Although I was absolutely terrible in my theoretical computer science classes, I did manage to pick up some neat little tricks. I always enjoy seeing them crop up in meatspace, oftentimes in very unexpected applications.

Probability theory is exteremely important in computer science. As a student, I was somewhat surprised by this. After all, computers are extremely precise – they follow the instructions you give them (aka code) exactly, every time. So why is probability theory, which explores the world of chance, important for machines of precision? As it turns out, there are several sets of problems for which probability is extremely useful. For example, there is a class of problems that are so complex that they are impossible to solve, even for computers. Instead, comptuers must take their best guess. Probability is useful for running cost-benefit analyses on potential solutions.

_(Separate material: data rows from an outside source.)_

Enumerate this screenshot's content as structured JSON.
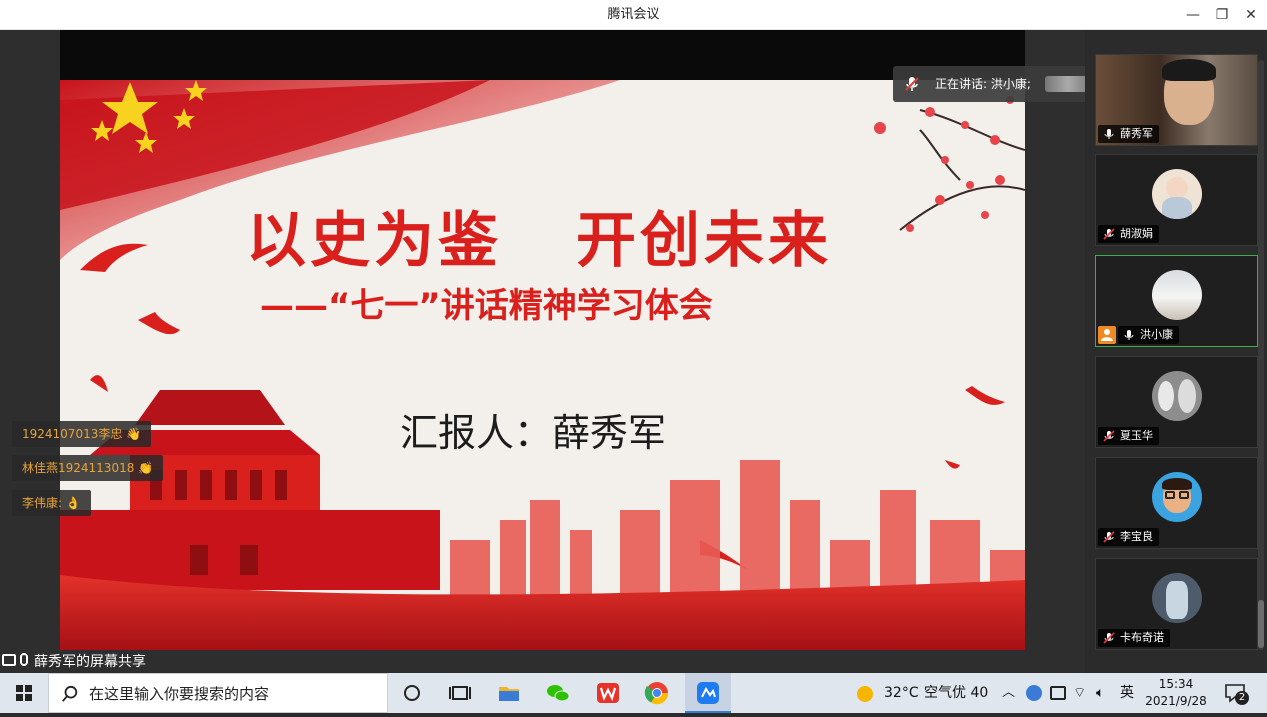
{
  "window": {
    "title": "腾讯会议",
    "minimize": "—",
    "restore": "❐",
    "close": "✕"
  },
  "speaking_banner": {
    "text": "正在讲话: 洪小康;",
    "icon": "mic-muted-icon",
    "back_icon": "return-icon"
  },
  "slide": {
    "title_left": "以史为鉴",
    "title_right": "开创未来",
    "subtitle": "——“七一”讲话精神学习体会",
    "reporter": "汇报人：薛秀军",
    "colors": {
      "red": "#d9201c",
      "dark_red": "#b5131a",
      "bg": "#f3efeb"
    }
  },
  "reactions": [
    {
      "text": "1924107013李忠",
      "emoji": "👋"
    },
    {
      "text": "林佳燕1924113018",
      "emoji": "👏"
    },
    {
      "text": "李伟康:",
      "emoji": "👌"
    }
  ],
  "share_bar": {
    "label": "薛秀军的屏幕共享"
  },
  "participants": [
    {
      "name": "薛秀军",
      "mic": "on",
      "video": true
    },
    {
      "name": "胡淑娟",
      "mic": "muted"
    },
    {
      "name": "洪小康",
      "mic": "on",
      "host": true,
      "active": true
    },
    {
      "name": "夏玉华",
      "mic": "muted"
    },
    {
      "name": "李宝良",
      "mic": "muted"
    },
    {
      "name": "卡布奇诺",
      "mic": "muted"
    }
  ],
  "taskbar": {
    "search_placeholder": "在这里输入你要搜索的内容",
    "weather": "32°C",
    "air": "空气优 40",
    "ime": "英",
    "time": "15:34",
    "date": "2021/9/28",
    "notifications": "2"
  }
}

Another “flavor” of problem concerns resource contention. Anytime you have more demand than availability for a resource, probabilty can help. For example, pobability allows Google to distribute millions of requests among a series of computers such that no one computer melts under the pressure.

One classic problem is the “balls in bins” problem which is a generalization of a certain case of discrete probability1. I like to think of it like the game of Plinko from the Price is Right.

the game of Plinko

In this game, you put chips into the top of the board. They bounce off the pegs randomly before landing a bucket at the bottom of the board. As it turns out, with some fancy math, for any given number of chips we can actually calculate (with a high degree of confidence) the maximum number of Plinko chips that will land in any one slot.

This is really useful! If you’re a computer programmer and you know that your comptuers all have 16GB of memory, you can use this formulation to essentially guarantee that none of your computers will run out of space.

It turns out this formalization isn’t useful just for computer programmers, but in the real world as well. I just got back from spending some time in Colombia (thanks, coronoavirus!). In the largest cities, the traffic and smog is got bad that they instituted a novel program to reduce traffic. It’s called “pico y placa”, literally peak (hour) and (license) plate in English. It is a series of restrictions that determines what days you can drive your car based on the last digit on your license plate. In this scenario, there are more cars than there is space on the road. Resource contention! The cars are our bins and the days of the week are our buckets. Pretty neat!

Here’s another more timely example. Right now, there is a pretty dire shortage of surgical masks. In South Korea, they’ve instituted a program where everyone will be able to buy a mask for an affordable price – but only one a specific day each week. Your specific “mask day” is determined by the last digit of your birth year.

So in the future, no matter what your business or occupation is, whenever you hear “limited resources” think of “balls and bins”!

  1. If you’d like to learn more of the theory behind balls and bins, I’d recommend the course notes (and associated lectures) from CS 70 at UC Berkeley: 1, 2